  • Bladder control. If the person has lost his bladder control, he will have to use a catheter—a tube that attaches to a bag—that would need to be inserted on a regular basis by the person or his caregiver. Emptying the bladder regularly and monitoring for infections can help prevent some urinary infections.
  • Bowel function. A person could experience lack of bowel control or constipation. A high fiber diet and medication may help a person regulate his bowels. A rehabilitation specialist can advise a person with this type of problem.

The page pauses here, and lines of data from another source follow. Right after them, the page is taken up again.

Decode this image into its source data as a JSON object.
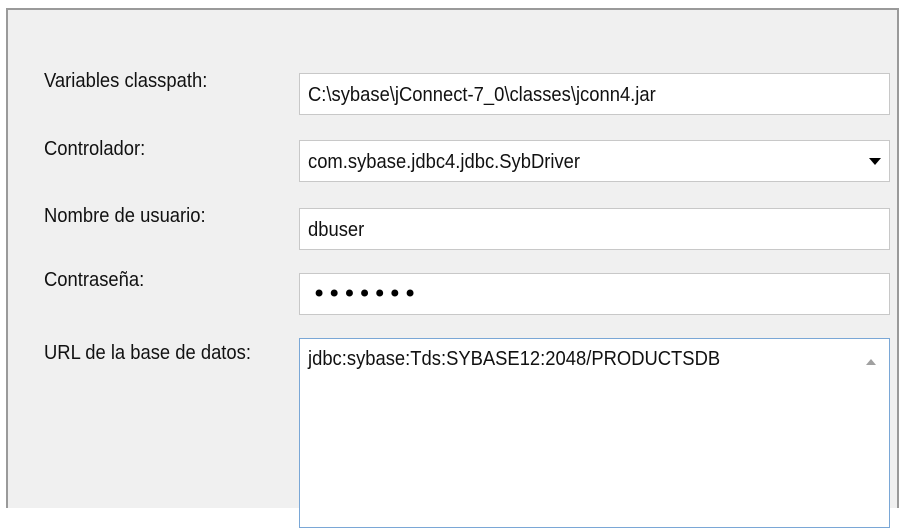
{
  "form": {
    "classpath": {
      "label": "Variables classpath:",
      "value": "C:\\sybase\\jConnect-7_0\\classes\\jconn4.jar"
    },
    "driver": {
      "label": "Controlador:",
      "value": "com.sybase.jdbc4.jdbc.SybDriver"
    },
    "username": {
      "label": "Nombre de usuario:",
      "value": "dbuser"
    },
    "password": {
      "label": "Contraseña:",
      "value": "•••••••"
    },
    "database_url": {
      "label": "URL de la base de datos:",
      "value": "jdbc:sybase:Tds:SYBASE12:2048/PRODUCTSDB"
    }
  },
  "icons": {
    "dropdown": "chevron-down-icon",
    "scroll_up": "scroll-up-icon"
  },
  "colors": {
    "panel_bg": "#f0f0f0",
    "field_bg": "#ffffff",
    "focus_border": "#7aa7d6"
  }
}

  • Pressure sores. Pressure sores are caused when the skin breaks down if the person is in the same position for long periods of time. If left untreated, they can become infected. A person needs to change position—even frequently during the night—with the help of a caregiver if necessary and be vigilant in taking care of his skin to help prevent pressure sores from developing. Special beds, mattresses, mattress overlays, and cushions for chairs can also help with this problem.
  • Blood clots. When a person is stationary for long periods of time, he is more at risk of developing blood clots—some potentially fatal. A person may be given blood thinner medication and he may need special support stockings or to use inflatable pumps on his legs to increase circulation.
  • Depression. Many people who suffer with paralysis after a serious accident also develop depression. It can be caused by the challenges of coping with the disability or some of the life changes that can come with paralysis, such as not being able to work, divorce, and financial problems. Professional counseling, joining a support group, and taking medication, such as antidepressants, can help a person deal with depression.

Handling these secondary conditions associated with paralysis can be costly, but obtaining the help you need is critical to your recovery if you were paralyzed in a serious accident. Fortunately, you may be entitled to compensation for these expenses and more from the person or business that caused your paralysis.

If you or a family member suffered a spinal injury in a serious accident, fill out our online form to schedule a free, no-obligation consultation.